“Marathon” by Young Liars has been the anthem of my commute home for weeks now. I love how the song doesn’t waste any time by getting to the point- this is a catchy pop song, and you’ll recognize that fact by the 5th second. I invariably start dancing and grooving in my driver’s seat on the Baltimore-Washington Parkway once the snare drum enters partway through the first verse.

Young Liars haven’t updated their Tumblr in almost a year, and other information about them is relatively scant. I’m going out on a limb to say that they’re not currently touring, but when they do I’ll likely post again and let you know. In the meantime, G’night!

 

 

Atlas Genius – Trojans

atlas-genius

Sometimes I all want in a song is catchiness. That’s my requirement for this post.

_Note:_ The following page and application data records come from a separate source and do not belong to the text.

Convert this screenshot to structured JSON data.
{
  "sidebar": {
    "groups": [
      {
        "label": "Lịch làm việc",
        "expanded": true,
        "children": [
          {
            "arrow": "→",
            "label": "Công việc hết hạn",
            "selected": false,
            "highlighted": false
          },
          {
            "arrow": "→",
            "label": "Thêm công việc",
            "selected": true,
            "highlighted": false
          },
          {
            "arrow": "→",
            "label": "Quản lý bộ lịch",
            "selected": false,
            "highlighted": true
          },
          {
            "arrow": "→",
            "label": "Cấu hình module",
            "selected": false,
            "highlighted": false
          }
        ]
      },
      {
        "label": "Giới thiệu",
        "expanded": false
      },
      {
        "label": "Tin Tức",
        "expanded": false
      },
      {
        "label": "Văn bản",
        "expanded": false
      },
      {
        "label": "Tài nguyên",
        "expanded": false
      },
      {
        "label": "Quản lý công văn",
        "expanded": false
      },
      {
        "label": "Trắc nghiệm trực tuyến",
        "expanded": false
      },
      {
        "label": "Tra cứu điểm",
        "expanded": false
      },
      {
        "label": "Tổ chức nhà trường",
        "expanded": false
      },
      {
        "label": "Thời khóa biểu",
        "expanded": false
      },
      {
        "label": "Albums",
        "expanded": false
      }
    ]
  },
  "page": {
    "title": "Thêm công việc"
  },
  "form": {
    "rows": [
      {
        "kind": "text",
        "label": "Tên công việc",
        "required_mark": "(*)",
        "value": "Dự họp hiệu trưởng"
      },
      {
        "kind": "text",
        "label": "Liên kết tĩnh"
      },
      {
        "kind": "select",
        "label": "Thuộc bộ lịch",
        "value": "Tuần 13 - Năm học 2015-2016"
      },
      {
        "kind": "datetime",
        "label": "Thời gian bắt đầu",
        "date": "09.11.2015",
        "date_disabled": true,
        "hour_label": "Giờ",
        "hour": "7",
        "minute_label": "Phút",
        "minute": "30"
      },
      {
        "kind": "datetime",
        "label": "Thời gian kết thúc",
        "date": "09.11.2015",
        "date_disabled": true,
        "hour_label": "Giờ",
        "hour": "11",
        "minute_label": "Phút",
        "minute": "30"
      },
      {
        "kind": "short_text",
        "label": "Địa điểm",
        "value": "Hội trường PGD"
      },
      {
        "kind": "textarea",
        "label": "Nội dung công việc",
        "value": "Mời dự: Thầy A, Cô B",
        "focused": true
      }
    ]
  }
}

It’s not the most inspiring criteria but it definitely is a lighthearted, optimistic view on music, which is all that music needs to be sometimes.

I guess I should note the elements of the song or make some profound observation about the song itself but I’m just going to tell you I like it I guess.

I’m not sure if that’s a quality music review. Actually, I know it’s not but what’s there to say when you know you like something but aren’t quite sure how much? Sure I like it enough to feature it here but it’s not exactly trailblazing or breaking edge to just say I like something. If I was reading this, I’d be like, “c’mon Ian, that’s a pretty bad job at describing something you supposedly like” but sometimes words elude me. It’s easier to be honest (and just say I like it but why am I still rambling? I’m not sure).

What I want to know is whether my (rare) fits of eloquence counter my seeming tendency to say nothing in a lot of words. Granted, it’s an exploration of music, thoughts, and words that lead to each of the extremes. It’s just, I don’t know–the ability to kind of send out my thoughts without the inconvenience of trying to confine and limit them to words, yeah, that’s what I want.

Anyways, there’s a soft spot in my heart for dancy rock and Trojans fits in so well. This post is actually about a bit more than I’m letting on and it was an exercise in wordplay; not that it makes a difference in liking this awesome song anyways.

Trojans by Atlas Genius

Diego Garcia – You Were Never There

I’ve been a tad stressed out this week, and I haven’t exactly been able to dedicate my time to starting a new book or discovering new bands. But that’s what boyfriends are for! And since mine is in the know, he suggested approximately 28 bands instantly. He could replace me here if I’m not careful.

One of the bands he suggested is Diego Garcia’s “Laura”–a song I know I’ve heard driving to and from work, but only ever in the background of my cursing at other drivers. Upon further inspection, this song is just what a stressed out me needs. Its mellow, longing feel puts me right at ease, and the Latin touch doesn’t hurt, either. It’s a simple song, kind of a classic structure, and the lyrics were even co-written by George Harrison’s son, Dhani Harrison, who attended Brown University with Garcia.

Formerly of the band Elefant–whose music is pretty different from Garcia’s current style–Garcia seems to be pining after a lady. I’m guessing someone named Laura. “Laura” is the title track, after all, and “You Were Never There” sounds like someone not yet over his first love. Even though I hate James Blunt with a passion (“You’re Pitiful,” anyone?), this kind of longing is not only tolerable, but enjoyable.